Step 98: Increase the end of the C number of the parent record by 1 and finish the processing.
FIGS. 10A and 10B respectively show the contents of the operation situation supervision stack 51 and the operation range table 52 when the operation range grasp section 50 has processed the first information to the eighth information shown in FIG. 7. Since the L number 75 and C number 76 of th first record of the operation situation supervision stack 51 are respectively 3 and 2, it is known that the call source of the second record is the second term of the third clause of the procedure d-letter.
FIG. 11 shows another example of a display of a program execution range derived by the present embodiment.
Procedure p shown in FIG. 11 has three clauses, and the thick sides of box-shaped figures surrounding terms included in these clauses indicate which operations has already been executed. For example, as the upper sides of box-shaped figures designated by 100 and 102 have not been marked thick, it is readily understood from this display that the first clause is not used, and as the right side of the box-shaped figure designated by 110 and the left side of the box-shaped figure designated by 112 have been marked thick, back tracking is incurred one or more times between s (X, Y) and r (A, Y) of the third clause. It is also understood that recall for this predicate has not been effected, and the call for the predicate has not brought about an unsuccessful end.
In accordance with the present invention, the display of the operation range agrees with the declarative understanding method of the program described by a logical language, i.e., the program understanding method based on the standpoint that each clause represents identical facts. That is to say, identical facts which have been used are displayed.

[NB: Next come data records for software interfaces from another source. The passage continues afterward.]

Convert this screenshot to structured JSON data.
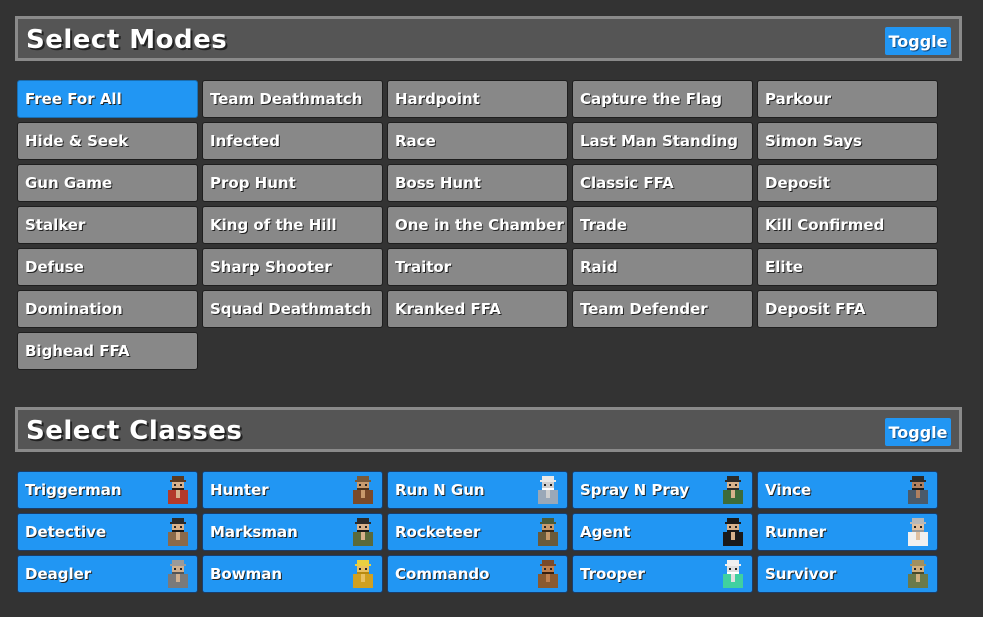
{
  "modes_section": {
    "title": "Select Modes",
    "toggle_label": "Toggle",
    "selected_index": 0,
    "items": [
      "Free For All",
      "Team Deathmatch",
      "Hardpoint",
      "Capture the Flag",
      "Parkour",
      "Hide & Seek",
      "Infected",
      "Race",
      "Last Man Standing",
      "Simon Says",
      "Gun Game",
      "Prop Hunt",
      "Boss Hunt",
      "Classic FFA",
      "Deposit",
      "Stalker",
      "King of the Hill",
      "One in the Chamber",
      "Trade",
      "Kill Confirmed",
      "Defuse",
      "Sharp Shooter",
      "Traitor",
      "Raid",
      "Elite",
      "Domination",
      "Squad Deathmatch",
      "Kranked FFA",
      "Team Defender",
      "Deposit FFA",
      "Bighead FFA"
    ]
  },
  "classes_section": {
    "title": "Select Classes",
    "toggle_label": "Toggle",
    "items": [
      {
        "label": "Triggerman",
        "icon": "triggerman-avatar-icon"
      },
      {
        "label": "Hunter",
        "icon": "hunter-avatar-icon"
      },
      {
        "label": "Run N Gun",
        "icon": "run-n-gun-avatar-icon"
      },
      {
        "label": "Spray N Pray",
        "icon": "spray-n-pray-avatar-icon"
      },
      {
        "label": "Vince",
        "icon": "vince-avatar-icon"
      },
      {
        "label": "Detective",
        "icon": "detective-avatar-icon"
      },
      {
        "label": "Marksman",
        "icon": "marksman-avatar-icon"
      },
      {
        "label": "Rocketeer",
        "icon": "rocketeer-avatar-icon"
      },
      {
        "label": "Agent",
        "icon": "agent-avatar-icon"
      },
      {
        "label": "Runner",
        "icon": "runner-avatar-icon"
      },
      {
        "label": "Deagler",
        "icon": "deagler-avatar-icon"
      },
      {
        "label": "Bowman",
        "icon": "bowman-avatar-icon"
      },
      {
        "label": "Commando",
        "icon": "commando-avatar-icon"
      },
      {
        "label": "Trooper",
        "icon": "trooper-avatar-icon"
      },
      {
        "label": "Survivor",
        "icon": "survivor-avatar-icon"
      }
    ]
  },
  "colors": {
    "background": "#333333",
    "tile_grey": "#888888",
    "accent_blue": "#2196f3"
  }
}
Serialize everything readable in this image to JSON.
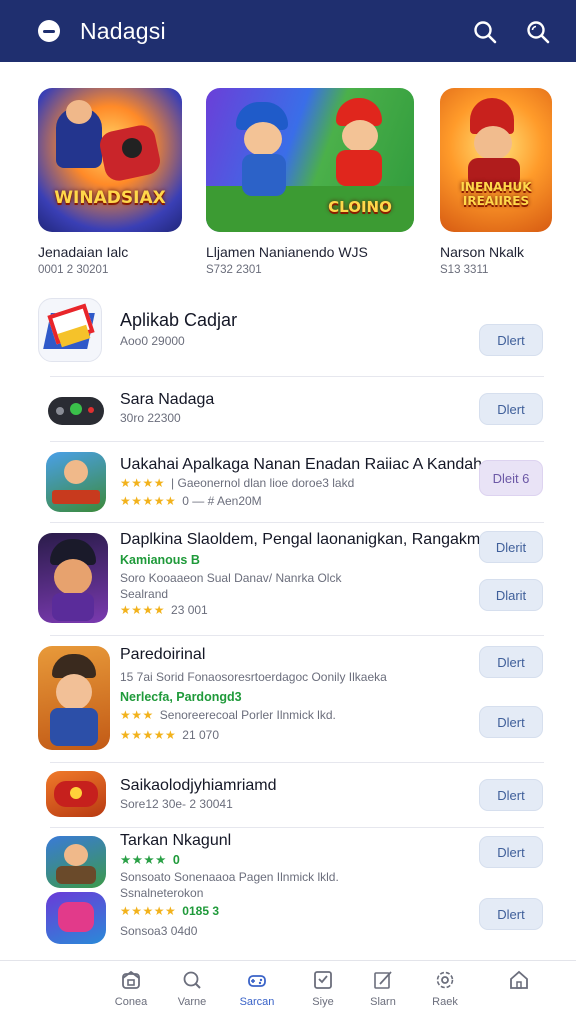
{
  "header": {
    "title": "Nadagsi",
    "icons": [
      "menu-icon",
      "search-icon",
      "search-alt-icon"
    ],
    "bg_color": "#1f2f6f"
  },
  "featured": [
    {
      "name": "Jenadaian Ialc",
      "sub": "0001 2 30201",
      "art_text": "WINADSIAX"
    },
    {
      "name": "Lljamen Nanianendo WJS",
      "sub": "S732 2301",
      "art_text": "CLOINO"
    },
    {
      "name": "Narson Nkalk",
      "sub": "S13 3311",
      "art_text": "INENAHUK IREAIIRES"
    }
  ],
  "list": [
    {
      "title": "Aplikab Cadjar",
      "line1": "Aoo0 29000",
      "button": "Dlert"
    },
    {
      "title": "Sara Nadaga",
      "line1": "30ro 22300",
      "button": "Dlert"
    },
    {
      "title": "Uakahai Apalkaga Nanan Enadan Raiiac A Kandah,",
      "line1": "| Gaeonernol dlan lioe doroe3 lakd",
      "rating": "0 — # Aen20M",
      "button": "Dleit 6"
    },
    {
      "title": "Daplkina Slaoldem, Pengal laonanigkan, Rangakmain!",
      "green": "Kamianous B",
      "line1": "Soro Kooaaeon Sual Danav/ Nanrka Olck",
      "line2": "Sealrand",
      "rating": "23 001",
      "buttons": [
        "Dlerit",
        "Dlarit"
      ]
    },
    {
      "title": "Paredoirinal",
      "line1": "15 7ai Sorid Fonaosoresrtoerdagoc Oonily Ilkaeka",
      "green": "Nerlecfa, Pardongd3",
      "line2": "Senoreerecoal Porler Ilnmick lkd.",
      "rating": "21 070",
      "buttons": [
        "Dlert",
        "Dlert"
      ]
    },
    {
      "title": "Saikaolodjyhiamriamd",
      "line1": "Sore12 30e- 2 30041",
      "button": "Dlert"
    },
    {
      "title": "Tarkan Nkagunl",
      "green": "0",
      "line1": "Sonsoato Sonenaaoa Pagen Ilnmick lkld.",
      "line2": "Ssnalneterokon",
      "rating": "0185 3",
      "line3": "Sonsoa3 04d0",
      "buttons": [
        "Dlert",
        "Dlert"
      ]
    }
  ],
  "bottom_nav": [
    {
      "label": "Conea",
      "icon": "home-box-icon"
    },
    {
      "label": "Varne",
      "icon": "search-icon"
    },
    {
      "label": "Sarcan",
      "icon": "gamepad-icon",
      "active": true
    },
    {
      "label": "Siye",
      "icon": "inbox-check-icon"
    },
    {
      "label": "Slarn",
      "icon": "pen-icon"
    },
    {
      "label": "Raek",
      "icon": "settings-icon"
    },
    {
      "label": "",
      "icon": "home-icon"
    }
  ],
  "colors": {
    "accent": "#3a63c8",
    "button_bg": "#e4ebf6",
    "green": "#1f9a3a",
    "star": "#f2b21c"
  }
}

As a result, the efficiency in test and debugging work is improved.
|Cited Patent||Filing date||Publication date||Applicant||Title|

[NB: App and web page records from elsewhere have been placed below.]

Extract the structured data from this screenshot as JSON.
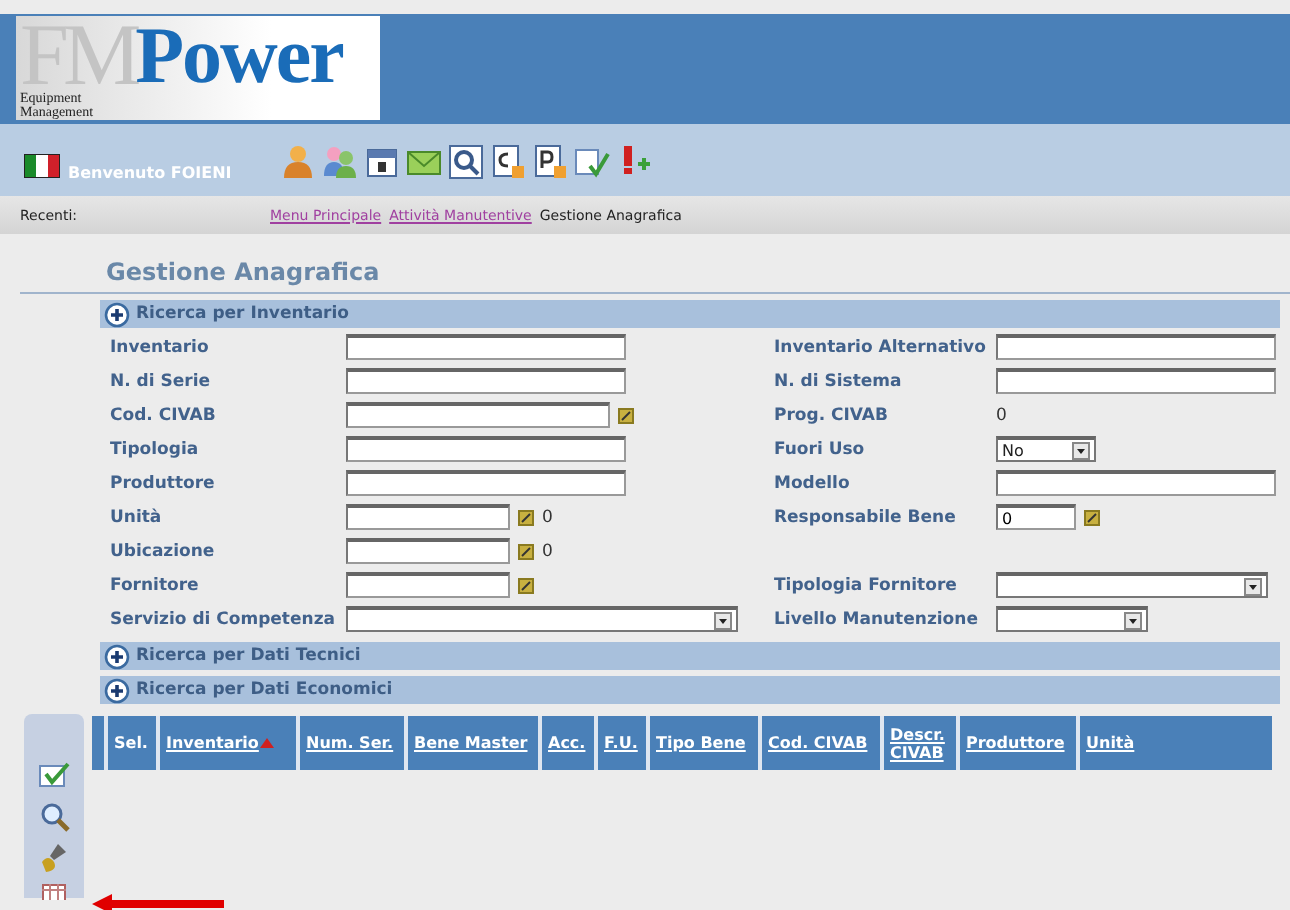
{
  "logo": {
    "mark": "FM",
    "name": "Power",
    "subtitle": [
      "Equipment",
      "Management"
    ]
  },
  "user_bar": {
    "greeting": "Benvenuto FOIENI"
  },
  "breadcrumb": {
    "label": "Recenti:",
    "items": [
      {
        "text": "Menu Principale",
        "kind": "link"
      },
      {
        "text": "Attività Manutentive",
        "kind": "link"
      },
      {
        "text": "Gestione Anagrafica",
        "kind": "current"
      }
    ]
  },
  "page_title": "Gestione Anagrafica",
  "sections": [
    {
      "title": "Ricerca per Inventario"
    },
    {
      "title": "Ricerca per Dati Tecnici"
    },
    {
      "title": "Ricerca per Dati Economici"
    }
  ],
  "form_rows": [
    {
      "left": {
        "label": "Inventario",
        "kind": "text"
      },
      "right": {
        "label": "Inventario Alternativo",
        "kind": "text"
      }
    },
    {
      "left": {
        "label": "N. di Serie",
        "kind": "text"
      },
      "right": {
        "label": "N. di Sistema",
        "kind": "text"
      }
    },
    {
      "left": {
        "label": "Cod. CIVAB",
        "kind": "lookup"
      },
      "right": {
        "label": "Prog. CIVAB",
        "kind": "value",
        "value": "0"
      }
    },
    {
      "left": {
        "label": "Tipologia",
        "kind": "text"
      },
      "right": {
        "label": "Fuori Uso",
        "kind": "select",
        "value": "No"
      }
    },
    {
      "left": {
        "label": "Produttore",
        "kind": "text"
      },
      "right": {
        "label": "Modello",
        "kind": "text"
      }
    },
    {
      "left": {
        "label": "Unità",
        "kind": "lookup",
        "count": "0"
      },
      "right": {
        "label": "Responsabile Bene",
        "kind": "lookup",
        "value": "0"
      }
    },
    {
      "left": {
        "label": "Ubicazione",
        "kind": "lookup",
        "count": "0"
      }
    },
    {
      "left": {
        "label": "Fornitore",
        "kind": "lookup"
      },
      "right": {
        "label": "Tipologia Fornitore",
        "kind": "select"
      }
    },
    {
      "left": {
        "label": "Servizio di Competenza",
        "kind": "select"
      },
      "right": {
        "label": "Livello Manutenzione",
        "kind": "select"
      }
    }
  ],
  "table": {
    "columns": [
      {
        "label": "Sel.",
        "link": false,
        "sorted": false
      },
      {
        "label": "Inventario",
        "link": true,
        "sorted": true
      },
      {
        "label": "Num. Ser.",
        "link": true,
        "sorted": false
      },
      {
        "label": "Bene Master",
        "link": true,
        "sorted": false
      },
      {
        "label": "Acc.",
        "link": true,
        "sorted": false
      },
      {
        "label": "F.U.",
        "link": true,
        "sorted": false
      },
      {
        "label": "Tipo Bene",
        "link": true,
        "sorted": false
      },
      {
        "label": "Cod. CIVAB",
        "link": true,
        "sorted": false
      },
      {
        "label": "Descr. CIVAB",
        "link": true,
        "sorted": false
      },
      {
        "label": "Produttore",
        "link": true,
        "sorted": false
      },
      {
        "label": "Unità",
        "link": true,
        "sorted": false
      }
    ]
  }
}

|US4481602 *||Apr 6, 1981||Nov 6, 1984||International Business Machines Corporation||Font compression and decompression for character generation|
|1||Byrd, L., "Understanding the Control Flow of Prolog Programs", Proc. of Logic Programming Workshop, 180, pp. 1-12.|
|2||*||Byrd, L., Understanding the Control Flow of Prolog Programs , Proc. of Logic Programming Workshop, 180, pp. 1 12.|
|3||*||Logic Oriented Language Inferencer, 1984, pp. 531 532.|
|4||Logic Oriented Language Inferencer, 1984, pp. 531-532.|
|5||Numao, M., "A Screen Oriented Prolog Programming Environment", Proc: of the Logic Programming Conference, 1985, pp. 119-128.|
|6||*||Numao, M., A Screen Oriented Prolog Programming Environment , Proc: of the Logic Programming Conference, 1985, pp. 119 128.|
|7||*||Prolog Kaba Reference Manual, Sep. 1984, pp. 1 61.|
|8||Prolog Kaba Reference Manual, Sep. 1984, pp. 1-61.|
|9||*||Prolog, 1984, pp. 1 6.|
|10||Prolog, 1984, pp. 1-6.|
|Citing Patent||Filing date||Publication date||Applicant||Title|
|US4943968 *||Feb 16, 1988||Jul 24, 1990||Hitachi, Ltd.||Method of displaying execution trace in a logic programming language processing system|
|U.S. Classification||715/839, 714/E11.181, 714/E11.212, 714/E11.182|
|International Classification||G06F9/44, G06F11/28, G06F11/36, G06F11/32|
|Cooperative Classification||G06F11/321, G06F11/323, G06F8/313, G06F11/3664|
|European Classification||G06F11/36E, G06F8/313, G06F11/32P, G06F11/32D|
|Aug 13, 1986||AS||Assignment|
Owner name: HITACHI, LTD., 6, KANDA SURUGADAI 4-CHOME, CHIYODA
Free format text: ASSIGNMENT OF ASSIGNORS INTEREST.;ASSIGNORS:HIROSE, TADASHI;NAKAO, KAZUO;TAKEUCHI, YOICHI;AND OTHERS;REEL/FRAME:004591/0047
Effective date: 19860801
|Mar 30, 1992||FPAY||Fee payment|
Year of fee payment: 4
|Jun 3, 1996||FPAY||Fee payment|
Year of fee payment: 8
|Jul 18, 2000||REMI||Maintenance fee reminder mailed|
|Dec 24, 2000||LAPS||Lapse for failure to pay maintenance fees|
|Feb 27, 2001||FP||Expired due to failure to pay maintenance fee|
Effective date: 20001227